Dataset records
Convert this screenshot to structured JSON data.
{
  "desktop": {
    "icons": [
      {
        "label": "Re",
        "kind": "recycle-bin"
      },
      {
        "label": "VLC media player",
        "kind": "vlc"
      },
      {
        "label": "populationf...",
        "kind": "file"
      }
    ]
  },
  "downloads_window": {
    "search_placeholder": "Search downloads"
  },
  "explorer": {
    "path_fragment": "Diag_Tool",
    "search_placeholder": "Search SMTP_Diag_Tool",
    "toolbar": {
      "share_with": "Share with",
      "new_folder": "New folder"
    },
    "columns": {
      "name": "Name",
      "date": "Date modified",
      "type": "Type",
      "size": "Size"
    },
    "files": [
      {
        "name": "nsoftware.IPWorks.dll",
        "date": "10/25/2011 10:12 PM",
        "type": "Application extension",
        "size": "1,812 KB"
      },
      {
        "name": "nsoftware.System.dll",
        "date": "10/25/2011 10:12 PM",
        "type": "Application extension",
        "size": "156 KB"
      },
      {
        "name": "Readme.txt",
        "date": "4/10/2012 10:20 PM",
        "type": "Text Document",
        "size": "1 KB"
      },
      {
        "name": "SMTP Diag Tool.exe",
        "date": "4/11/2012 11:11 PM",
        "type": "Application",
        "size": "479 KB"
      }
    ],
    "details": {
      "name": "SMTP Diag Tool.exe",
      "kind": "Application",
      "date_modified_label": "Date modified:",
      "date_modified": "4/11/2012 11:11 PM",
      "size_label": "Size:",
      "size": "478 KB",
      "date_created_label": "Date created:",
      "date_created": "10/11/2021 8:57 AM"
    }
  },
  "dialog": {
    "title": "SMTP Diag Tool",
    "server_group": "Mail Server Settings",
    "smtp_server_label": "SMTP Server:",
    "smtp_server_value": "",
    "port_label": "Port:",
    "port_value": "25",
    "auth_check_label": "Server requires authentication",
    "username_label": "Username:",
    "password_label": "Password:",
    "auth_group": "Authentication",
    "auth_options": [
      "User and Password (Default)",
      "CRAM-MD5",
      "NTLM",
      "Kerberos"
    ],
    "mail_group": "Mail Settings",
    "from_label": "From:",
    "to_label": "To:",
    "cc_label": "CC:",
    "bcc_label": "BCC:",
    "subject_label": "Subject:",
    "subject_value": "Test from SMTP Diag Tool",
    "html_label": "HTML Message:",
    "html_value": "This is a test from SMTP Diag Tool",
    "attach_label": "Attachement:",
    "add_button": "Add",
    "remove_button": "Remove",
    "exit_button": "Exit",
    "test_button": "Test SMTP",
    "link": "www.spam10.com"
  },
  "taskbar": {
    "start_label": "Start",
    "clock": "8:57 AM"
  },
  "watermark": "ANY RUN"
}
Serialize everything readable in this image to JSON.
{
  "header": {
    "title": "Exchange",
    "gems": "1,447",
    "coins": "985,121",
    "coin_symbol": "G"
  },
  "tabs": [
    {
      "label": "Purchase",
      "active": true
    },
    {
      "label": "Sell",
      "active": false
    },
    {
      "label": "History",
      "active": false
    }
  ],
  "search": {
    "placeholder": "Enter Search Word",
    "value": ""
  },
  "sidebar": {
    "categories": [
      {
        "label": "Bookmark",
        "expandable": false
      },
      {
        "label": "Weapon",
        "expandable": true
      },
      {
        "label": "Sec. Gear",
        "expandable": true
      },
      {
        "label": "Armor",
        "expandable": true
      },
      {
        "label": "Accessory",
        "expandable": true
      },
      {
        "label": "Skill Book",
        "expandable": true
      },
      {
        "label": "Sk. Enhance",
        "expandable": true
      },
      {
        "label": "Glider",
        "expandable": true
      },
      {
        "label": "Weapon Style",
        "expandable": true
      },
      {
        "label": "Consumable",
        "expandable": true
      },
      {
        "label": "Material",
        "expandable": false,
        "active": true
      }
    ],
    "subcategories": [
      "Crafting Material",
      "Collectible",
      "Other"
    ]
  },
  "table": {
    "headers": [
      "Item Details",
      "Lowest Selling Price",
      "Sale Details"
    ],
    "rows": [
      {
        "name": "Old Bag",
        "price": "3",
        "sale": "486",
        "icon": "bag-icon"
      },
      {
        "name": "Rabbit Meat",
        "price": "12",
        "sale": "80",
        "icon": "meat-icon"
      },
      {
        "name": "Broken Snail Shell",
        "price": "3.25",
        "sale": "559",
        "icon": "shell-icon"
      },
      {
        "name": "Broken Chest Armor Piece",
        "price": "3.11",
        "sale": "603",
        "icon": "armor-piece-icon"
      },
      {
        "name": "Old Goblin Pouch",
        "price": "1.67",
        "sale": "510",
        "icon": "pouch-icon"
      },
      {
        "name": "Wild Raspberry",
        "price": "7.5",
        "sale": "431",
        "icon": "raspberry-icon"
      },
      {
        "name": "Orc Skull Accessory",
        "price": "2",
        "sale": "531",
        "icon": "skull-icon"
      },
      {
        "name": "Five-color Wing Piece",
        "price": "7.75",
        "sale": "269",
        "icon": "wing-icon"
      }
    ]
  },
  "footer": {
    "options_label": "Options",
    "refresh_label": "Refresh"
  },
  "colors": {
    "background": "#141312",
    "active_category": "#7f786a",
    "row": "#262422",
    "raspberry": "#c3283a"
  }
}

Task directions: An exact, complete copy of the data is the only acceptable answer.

Task solution:
Convert this screenshot to structured JSON data.
{
  "desktop": {
    "icons": [
      {
        "label": "Re",
        "kind": "recycle-bin"
      },
      {
        "label": "VLC media player",
        "kind": "vlc"
      },
      {
        "label": "populationf...",
        "kind": "file"
      }
    ]
  },
  "downloads_window": {
    "search_placeholder": "Search downloads"
  },
  "explorer": {
    "path_fragment": "Diag_Tool",
    "search_placeholder": "Search SMTP_Diag_Tool",
    "toolbar": {
      "share_with": "Share with",
      "new_folder": "New folder"
    },
    "columns": {
      "name": "Name",
      "date": "Date modified",
      "type": "Type",
      "size": "Size"
    },
    "files": [
      {
        "name": "nsoftware.IPWorks.dll",
        "date": "10/25/2011 10:12 PM",
        "type": "Application extension",
        "size": "1,812 KB"
      },
      {
        "name": "nsoftware.System.dll",
        "date": "10/25/2011 10:12 PM",
        "type": "Application extension",
        "size": "156 KB"
      },
      {
        "name": "Readme.txt",
        "date": "4/10/2012 10:20 PM",
        "type": "Text Document",
        "size": "1 KB"
      },
      {
        "name": "SMTP Diag Tool.exe",
        "date": "4/11/2012 11:11 PM",
        "type": "Application",
        "size": "479 KB"
      }
    ],
    "details": {
      "name": "SMTP Diag Tool.exe",
      "kind": "Application",
      "date_modified_label": "Date modified:",
      "date_modified": "4/11/2012 11:11 PM",
      "size_label": "Size:",
      "size": "478 KB",
      "date_created_label": "Date created:",
      "date_created": "10/11/2021 8:57 AM"
    }
  },
  "dialog": {
    "title": "SMTP Diag Tool",
    "server_group": "Mail Server Settings",
    "smtp_server_label": "SMTP Server:",
    "smtp_server_value": "",
    "port_label": "Port:",
    "port_value": "25",
    "auth_check_label": "Server requires authentication",
    "username_label": "Username:",
    "password_label": "Password:",
    "auth_group": "Authentication",
    "auth_options": [
      "User and Password (Default)",
      "CRAM-MD5",
      "NTLM",
      "Kerberos"
    ],
    "mail_group": "Mail Settings",
    "from_label": "From:",
    "to_label": "To:",
    "cc_label": "CC:",
    "bcc_label": "BCC:",
    "subject_label": "Subject:",
    "subject_value": "Test from SMTP Diag Tool",
    "html_label": "HTML Message:",
    "html_value": "This is a test from SMTP Diag Tool",
    "attach_label": "Attachement:",
    "add_button": "Add",
    "remove_button": "Remove",
    "exit_button": "Exit",
    "test_button": "Test SMTP",
    "link": "www.spam10.com"
  },
  "taskbar": {
    "start_label": "Start",
    "clock": "8:57 AM"
  },
  "watermark": "ANY RUN"
}
Serialize everything readable in this image to JSON.
{
  "header": {
    "title": "Exchange",
    "gems": "1,447",
    "coins": "985,121",
    "coin_symbol": "G"
  },
  "tabs": [
    {
      "label": "Purchase",
      "active": true
    },
    {
      "label": "Sell",
      "active": false
    },
    {
      "label": "History",
      "active": false
    }
  ],
  "search": {
    "placeholder": "Enter Search Word",
    "value": ""
  },
  "sidebar": {
    "categories": [
      {
        "label": "Bookmark",
        "expandable": false
      },
      {
        "label": "Weapon",
        "expandable": true
      },
      {
        "label": "Sec. Gear",
        "expandable": true
      },
      {
        "label": "Armor",
        "expandable": true
      },
      {
        "label": "Accessory",
        "expandable": true
      },
      {
        "label": "Skill Book",
        "expandable": true
      },
      {
        "label": "Sk. Enhance",
        "expandable": true
      },
      {
        "label": "Glider",
        "expandable": true
      },
      {
        "label": "Weapon Style",
        "expandable": true
      },
      {
        "label": "Consumable",
        "expandable": true
      },
      {
        "label": "Material",
        "expandable": false,
        "active": true
      }
    ],
    "subcategories": [
      "Crafting Material",
      "Collectible",
      "Other"
    ]
  },
  "table": {
    "headers": [
      "Item Details",
      "Lowest Selling Price",
      "Sale Details"
    ],
    "rows": [
      {
        "name": "Old Bag",
        "price": "3",
        "sale": "486",
        "icon": "bag-icon"
      },
      {
        "name": "Rabbit Meat",
        "price": "12",
        "sale": "80",
        "icon": "meat-icon"
      },
      {
        "name": "Broken Snail Shell",
        "price": "3.25",
        "sale": "559",
        "icon": "shell-icon"
      },
      {
        "name": "Broken Chest Armor Piece",
        "price": "3.11",
        "sale": "603",
        "icon": "armor-piece-icon"
      },
      {
        "name": "Old Goblin Pouch",
        "price": "1.67",
        "sale": "510",
        "icon": "pouch-icon"
      },
      {
        "name": "Wild Raspberry",
        "price": "7.5",
        "sale": "431",
        "icon": "raspberry-icon"
      },
      {
        "name": "Orc Skull Accessory",
        "price": "2",
        "sale": "531",
        "icon": "skull-icon"
      },
      {
        "name": "Five-color Wing Piece",
        "price": "7.75",
        "sale": "269",
        "icon": "wing-icon"
      }
    ]
  },
  "footer": {
    "options_label": "Options",
    "refresh_label": "Refresh"
  },
  "colors": {
    "background": "#141312",
    "active_category": "#7f786a",
    "row": "#262422",
    "raspberry": "#c3283a"
  }
}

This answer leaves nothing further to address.